You're walking home at night when a police car pulls up at the end of the street. The officer gets out and walks over, asking you to stop.
You know that you haven't done anything wrong. You were just walking on the sidewalk. Can you now walk away from the officer, or are you obligated to comply?
Legally speaking, you can walk away. Just stay calm. Tell the officer you're not interested in having a conversation or answering questions and that you want to continue on your way. Then keep going.
Remember, this is true if the officer doesn't have reasonable suspicion or probable cause to make an arrest. As such, some advise simply asking the officer where you stand. Instead, of walking off, ask if you're free to go. If you are, the officer has to tell you so, and then you can leave without incident.
Now, the officer may tell you that you can't leave. Ask if you're being arrested or detained. These are different; you can be detained and then released without an arrest ever going on your record. For instance, this sometimes happens when police are looking for a suspect who looks like you, but, after stopping you, they realize you're not the person they're after.

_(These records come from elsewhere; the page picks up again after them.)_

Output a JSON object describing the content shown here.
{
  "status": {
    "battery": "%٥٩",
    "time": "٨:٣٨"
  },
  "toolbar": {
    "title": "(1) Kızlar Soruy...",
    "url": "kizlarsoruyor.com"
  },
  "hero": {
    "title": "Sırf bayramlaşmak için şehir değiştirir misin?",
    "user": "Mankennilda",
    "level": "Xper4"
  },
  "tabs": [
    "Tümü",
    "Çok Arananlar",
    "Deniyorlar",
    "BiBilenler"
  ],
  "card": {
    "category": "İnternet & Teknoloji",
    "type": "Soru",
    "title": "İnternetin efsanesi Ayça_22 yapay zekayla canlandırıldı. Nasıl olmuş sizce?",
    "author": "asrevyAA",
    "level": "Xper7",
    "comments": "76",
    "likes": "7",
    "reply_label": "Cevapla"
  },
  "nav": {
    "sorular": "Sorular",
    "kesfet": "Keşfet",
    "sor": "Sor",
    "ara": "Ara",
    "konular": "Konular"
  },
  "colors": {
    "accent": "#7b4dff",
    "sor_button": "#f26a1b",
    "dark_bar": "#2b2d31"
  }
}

The key is really just to stay calm and collected, knowing that you have rights that even the police can't violate.
If you believe they have, though, perhaps by making an illegal arrest and then trying to pin charges on you when you didn't do anything wrong -- charges for resisting arrest, for instance -- be sure you know all of the legal options you have.
Source: ACLU, "Know Your Rights," accessed Sep. 08, 2017